* _Aim of the exercise_:
For each entry that follows, write out an identical copy.

* _Records to process_:
::::
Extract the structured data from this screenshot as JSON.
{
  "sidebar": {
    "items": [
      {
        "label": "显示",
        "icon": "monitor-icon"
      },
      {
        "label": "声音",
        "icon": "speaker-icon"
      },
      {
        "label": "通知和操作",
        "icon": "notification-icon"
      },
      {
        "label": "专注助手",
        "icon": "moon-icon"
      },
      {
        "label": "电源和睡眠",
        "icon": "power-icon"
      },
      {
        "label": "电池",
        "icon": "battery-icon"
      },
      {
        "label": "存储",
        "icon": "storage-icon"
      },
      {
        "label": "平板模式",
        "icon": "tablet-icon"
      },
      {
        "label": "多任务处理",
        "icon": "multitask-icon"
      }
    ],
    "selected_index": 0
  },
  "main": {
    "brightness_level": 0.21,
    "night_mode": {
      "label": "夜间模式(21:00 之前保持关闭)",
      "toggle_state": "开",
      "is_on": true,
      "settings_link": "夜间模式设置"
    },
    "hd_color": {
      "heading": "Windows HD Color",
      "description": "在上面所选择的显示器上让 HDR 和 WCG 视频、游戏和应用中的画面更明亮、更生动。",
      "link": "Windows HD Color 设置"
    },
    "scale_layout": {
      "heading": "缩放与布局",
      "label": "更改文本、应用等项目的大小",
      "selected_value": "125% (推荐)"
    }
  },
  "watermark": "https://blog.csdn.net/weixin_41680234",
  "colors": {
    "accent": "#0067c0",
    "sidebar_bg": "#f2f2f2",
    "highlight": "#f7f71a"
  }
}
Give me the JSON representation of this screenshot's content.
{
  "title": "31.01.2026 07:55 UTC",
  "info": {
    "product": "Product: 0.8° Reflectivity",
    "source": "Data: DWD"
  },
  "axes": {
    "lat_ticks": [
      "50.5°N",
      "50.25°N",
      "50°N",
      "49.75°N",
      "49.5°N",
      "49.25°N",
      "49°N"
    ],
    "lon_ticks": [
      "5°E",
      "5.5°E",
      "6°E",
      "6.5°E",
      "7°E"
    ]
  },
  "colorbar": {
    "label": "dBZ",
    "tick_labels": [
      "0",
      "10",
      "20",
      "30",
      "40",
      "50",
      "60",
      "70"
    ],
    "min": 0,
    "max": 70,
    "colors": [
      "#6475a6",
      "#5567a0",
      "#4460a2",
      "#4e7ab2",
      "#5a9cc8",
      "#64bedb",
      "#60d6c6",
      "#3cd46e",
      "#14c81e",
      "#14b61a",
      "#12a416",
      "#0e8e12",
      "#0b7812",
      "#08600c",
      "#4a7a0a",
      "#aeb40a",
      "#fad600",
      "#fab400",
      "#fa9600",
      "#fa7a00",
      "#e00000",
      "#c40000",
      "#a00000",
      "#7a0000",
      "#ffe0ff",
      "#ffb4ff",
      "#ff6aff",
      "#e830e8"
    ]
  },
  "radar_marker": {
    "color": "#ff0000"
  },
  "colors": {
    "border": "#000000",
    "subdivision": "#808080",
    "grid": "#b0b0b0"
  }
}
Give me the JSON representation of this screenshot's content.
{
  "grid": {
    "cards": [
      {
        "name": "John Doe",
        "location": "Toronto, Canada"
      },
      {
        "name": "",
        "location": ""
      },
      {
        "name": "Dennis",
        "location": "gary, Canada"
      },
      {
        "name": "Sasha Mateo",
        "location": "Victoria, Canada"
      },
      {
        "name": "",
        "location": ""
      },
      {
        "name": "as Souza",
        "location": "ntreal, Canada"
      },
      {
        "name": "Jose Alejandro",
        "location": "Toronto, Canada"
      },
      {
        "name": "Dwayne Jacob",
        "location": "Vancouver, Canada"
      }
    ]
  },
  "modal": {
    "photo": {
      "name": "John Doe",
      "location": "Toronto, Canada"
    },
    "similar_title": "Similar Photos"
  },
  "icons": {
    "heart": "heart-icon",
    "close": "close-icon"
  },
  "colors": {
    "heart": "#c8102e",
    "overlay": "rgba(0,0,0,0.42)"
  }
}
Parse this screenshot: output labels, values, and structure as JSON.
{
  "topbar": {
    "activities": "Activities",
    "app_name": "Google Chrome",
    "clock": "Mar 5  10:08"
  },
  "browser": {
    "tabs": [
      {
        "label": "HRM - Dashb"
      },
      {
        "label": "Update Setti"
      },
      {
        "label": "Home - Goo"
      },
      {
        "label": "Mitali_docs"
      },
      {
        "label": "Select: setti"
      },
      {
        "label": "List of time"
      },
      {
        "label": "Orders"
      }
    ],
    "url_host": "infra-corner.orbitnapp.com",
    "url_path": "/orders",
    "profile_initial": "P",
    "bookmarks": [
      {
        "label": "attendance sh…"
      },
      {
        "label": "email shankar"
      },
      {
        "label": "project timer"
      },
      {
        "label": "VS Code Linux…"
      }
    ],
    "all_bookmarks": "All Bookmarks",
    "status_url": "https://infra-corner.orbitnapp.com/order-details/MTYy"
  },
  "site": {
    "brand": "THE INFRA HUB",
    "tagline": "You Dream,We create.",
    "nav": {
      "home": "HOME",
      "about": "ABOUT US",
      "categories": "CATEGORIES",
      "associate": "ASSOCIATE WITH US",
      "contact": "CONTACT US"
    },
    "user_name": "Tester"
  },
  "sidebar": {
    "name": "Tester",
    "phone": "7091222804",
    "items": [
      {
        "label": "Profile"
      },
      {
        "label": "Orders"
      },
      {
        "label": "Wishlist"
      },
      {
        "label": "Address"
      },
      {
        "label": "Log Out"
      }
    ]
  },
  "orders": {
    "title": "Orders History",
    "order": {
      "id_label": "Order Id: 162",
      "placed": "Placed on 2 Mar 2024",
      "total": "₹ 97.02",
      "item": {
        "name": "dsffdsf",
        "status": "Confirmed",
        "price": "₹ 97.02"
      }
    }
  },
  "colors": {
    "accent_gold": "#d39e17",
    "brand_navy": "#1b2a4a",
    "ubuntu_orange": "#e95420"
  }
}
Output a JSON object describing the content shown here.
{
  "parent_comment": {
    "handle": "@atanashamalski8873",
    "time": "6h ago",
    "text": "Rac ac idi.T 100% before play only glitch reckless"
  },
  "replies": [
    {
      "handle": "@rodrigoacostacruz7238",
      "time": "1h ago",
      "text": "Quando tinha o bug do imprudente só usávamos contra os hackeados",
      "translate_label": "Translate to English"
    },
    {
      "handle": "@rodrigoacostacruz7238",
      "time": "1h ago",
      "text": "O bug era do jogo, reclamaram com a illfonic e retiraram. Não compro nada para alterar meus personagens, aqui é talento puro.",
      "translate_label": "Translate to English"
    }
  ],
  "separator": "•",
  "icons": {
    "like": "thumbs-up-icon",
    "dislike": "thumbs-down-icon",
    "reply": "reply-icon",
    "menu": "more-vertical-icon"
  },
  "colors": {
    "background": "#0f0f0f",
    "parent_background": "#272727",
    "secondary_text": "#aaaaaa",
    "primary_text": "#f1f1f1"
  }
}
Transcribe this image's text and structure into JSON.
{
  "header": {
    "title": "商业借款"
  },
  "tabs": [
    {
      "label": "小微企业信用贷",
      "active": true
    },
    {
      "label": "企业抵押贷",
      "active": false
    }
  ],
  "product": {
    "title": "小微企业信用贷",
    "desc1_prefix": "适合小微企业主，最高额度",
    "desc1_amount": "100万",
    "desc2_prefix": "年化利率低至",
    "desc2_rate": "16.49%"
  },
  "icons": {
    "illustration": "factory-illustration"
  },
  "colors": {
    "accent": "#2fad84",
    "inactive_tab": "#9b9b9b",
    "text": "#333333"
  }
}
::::
* _Result below_:
Extract the structured data from this screenshot as JSON.
{
  "sidebar": {
    "items": [
      {
        "label": "显示",
        "icon": "monitor-icon"
      },
      {
        "label": "声音",
        "icon": "speaker-icon"
      },
      {
        "label": "通知和操作",
        "icon": "notification-icon"
      },
      {
        "label": "专注助手",
        "icon": "moon-icon"
      },
      {
        "label": "电源和睡眠",
        "icon": "power-icon"
      },
      {
        "label": "电池",
        "icon": "battery-icon"
      },
      {
        "label": "存储",
        "icon": "storage-icon"
      },
      {
        "label": "平板模式",
        "icon": "tablet-icon"
      },
      {
        "label": "多任务处理",
        "icon": "multitask-icon"
      }
    ],
    "selected_index": 0
  },
  "main": {
    "brightness_level": 0.21,
    "night_mode": {
      "label": "夜间模式(21:00 之前保持关闭)",
      "toggle_state": "开",
      "is_on": true,
      "settings_link": "夜间模式设置"
    },
    "hd_color": {
      "heading": "Windows HD Color",
      "description": "在上面所选择的显示器上让 HDR 和 WCG 视频、游戏和应用中的画面更明亮、更生动。",
      "link": "Windows HD Color 设置"
    },
    "scale_layout": {
      "heading": "缩放与布局",
      "label": "更改文本、应用等项目的大小",
      "selected_value": "125% (推荐)"
    }
  },
  "watermark": "https://blog.csdn.net/weixin_41680234",
  "colors": {
    "accent": "#0067c0",
    "sidebar_bg": "#f2f2f2",
    "highlight": "#f7f71a"
  }
}
Give me the JSON representation of this screenshot's content.
{
  "title": "31.01.2026 07:55 UTC",
  "info": {
    "product": "Product: 0.8° Reflectivity",
    "source": "Data: DWD"
  },
  "axes": {
    "lat_ticks": [
      "50.5°N",
      "50.25°N",
      "50°N",
      "49.75°N",
      "49.5°N",
      "49.25°N",
      "49°N"
    ],
    "lon_ticks": [
      "5°E",
      "5.5°E",
      "6°E",
      "6.5°E",
      "7°E"
    ]
  },
  "colorbar": {
    "label": "dBZ",
    "tick_labels": [
      "0",
      "10",
      "20",
      "30",
      "40",
      "50",
      "60",
      "70"
    ],
    "min": 0,
    "max": 70,
    "colors": [
      "#6475a6",
      "#5567a0",
      "#4460a2",
      "#4e7ab2",
      "#5a9cc8",
      "#64bedb",
      "#60d6c6",
      "#3cd46e",
      "#14c81e",
      "#14b61a",
      "#12a416",
      "#0e8e12",
      "#0b7812",
      "#08600c",
      "#4a7a0a",
      "#aeb40a",
      "#fad600",
      "#fab400",
      "#fa9600",
      "#fa7a00",
      "#e00000",
      "#c40000",
      "#a00000",
      "#7a0000",
      "#ffe0ff",
      "#ffb4ff",
      "#ff6aff",
      "#e830e8"
    ]
  },
  "radar_marker": {
    "color": "#ff0000"
  },
  "colors": {
    "border": "#000000",
    "subdivision": "#808080",
    "grid": "#b0b0b0"
  }
}
Give me the JSON representation of this screenshot's content.
{
  "grid": {
    "cards": [
      {
        "name": "John Doe",
        "location": "Toronto, Canada"
      },
      {
        "name": "",
        "location": ""
      },
      {
        "name": "Dennis",
        "location": "gary, Canada"
      },
      {
        "name": "Sasha Mateo",
        "location": "Victoria, Canada"
      },
      {
        "name": "",
        "location": ""
      },
      {
        "name": "as Souza",
        "location": "ntreal, Canada"
      },
      {
        "name": "Jose Alejandro",
        "location": "Toronto, Canada"
      },
      {
        "name": "Dwayne Jacob",
        "location": "Vancouver, Canada"
      }
    ]
  },
  "modal": {
    "photo": {
      "name": "John Doe",
      "location": "Toronto, Canada"
    },
    "similar_title": "Similar Photos"
  },
  "icons": {
    "heart": "heart-icon",
    "close": "close-icon"
  },
  "colors": {
    "heart": "#c8102e",
    "overlay": "rgba(0,0,0,0.42)"
  }
}
Parse this screenshot: output labels, values, and structure as JSON.
{
  "topbar": {
    "activities": "Activities",
    "app_name": "Google Chrome",
    "clock": "Mar 5  10:08"
  },
  "browser": {
    "tabs": [
      {
        "label": "HRM - Dashb"
      },
      {
        "label": "Update Setti"
      },
      {
        "label": "Home - Goo"
      },
      {
        "label": "Mitali_docs"
      },
      {
        "label": "Select: setti"
      },
      {
        "label": "List of time"
      },
      {
        "label": "Orders"
      }
    ],
    "url_host": "infra-corner.orbitnapp.com",
    "url_path": "/orders",
    "profile_initial": "P",
    "bookmarks": [
      {
        "label": "attendance sh…"
      },
      {
        "label": "email shankar"
      },
      {
        "label": "project timer"
      },
      {
        "label": "VS Code Linux…"
      }
    ],
    "all_bookmarks": "All Bookmarks",
    "status_url": "https://infra-corner.orbitnapp.com/order-details/MTYy"
  },
  "site": {
    "brand": "THE INFRA HUB",
    "tagline": "You Dream,We create.",
    "nav": {
      "home": "HOME",
      "about": "ABOUT US",
      "categories": "CATEGORIES",
      "associate": "ASSOCIATE WITH US",
      "contact": "CONTACT US"
    },
    "user_name": "Tester"
  },
  "sidebar": {
    "name": "Tester",
    "phone": "7091222804",
    "items": [
      {
        "label": "Profile"
      },
      {
        "label": "Orders"
      },
      {
        "label": "Wishlist"
      },
      {
        "label": "Address"
      },
      {
        "label": "Log Out"
      }
    ]
  },
  "orders": {
    "title": "Orders History",
    "order": {
      "id_label": "Order Id: 162",
      "placed": "Placed on 2 Mar 2024",
      "total": "₹ 97.02",
      "item": {
        "name": "dsffdsf",
        "status": "Confirmed",
        "price": "₹ 97.02"
      }
    }
  },
  "colors": {
    "accent_gold": "#d39e17",
    "brand_navy": "#1b2a4a",
    "ubuntu_orange": "#e95420"
  }
}
Output a JSON object describing the content shown here.
{
  "parent_comment": {
    "handle": "@atanashamalski8873",
    "time": "6h ago",
    "text": "Rac ac idi.T 100% before play only glitch reckless"
  },
  "replies": [
    {
      "handle": "@rodrigoacostacruz7238",
      "time": "1h ago",
      "text": "Quando tinha o bug do imprudente só usávamos contra os hackeados",
      "translate_label": "Translate to English"
    },
    {
      "handle": "@rodrigoacostacruz7238",
      "time": "1h ago",
      "text": "O bug era do jogo, reclamaram com a illfonic e retiraram. Não compro nada para alterar meus personagens, aqui é talento puro.",
      "translate_label": "Translate to English"
    }
  ],
  "separator": "•",
  "icons": {
    "like": "thumbs-up-icon",
    "dislike": "thumbs-down-icon",
    "reply": "reply-icon",
    "menu": "more-vertical-icon"
  },
  "colors": {
    "background": "#0f0f0f",
    "parent_background": "#272727",
    "secondary_text": "#aaaaaa",
    "primary_text": "#f1f1f1"
  }
}
Transcribe this image's text and structure into JSON.
{
  "header": {
    "title": "商业借款"
  },
  "tabs": [
    {
      "label": "小微企业信用贷",
      "active": true
    },
    {
      "label": "企业抵押贷",
      "active": false
    }
  ],
  "product": {
    "title": "小微企业信用贷",
    "desc1_prefix": "适合小微企业主，最高额度",
    "desc1_amount": "100万",
    "desc2_prefix": "年化利率低至",
    "desc2_rate": "16.49%"
  },
  "icons": {
    "illustration": "factory-illustration"
  },
  "colors": {
    "accent": "#2fad84",
    "inactive_tab": "#9b9b9b",
    "text": "#333333"
  }
}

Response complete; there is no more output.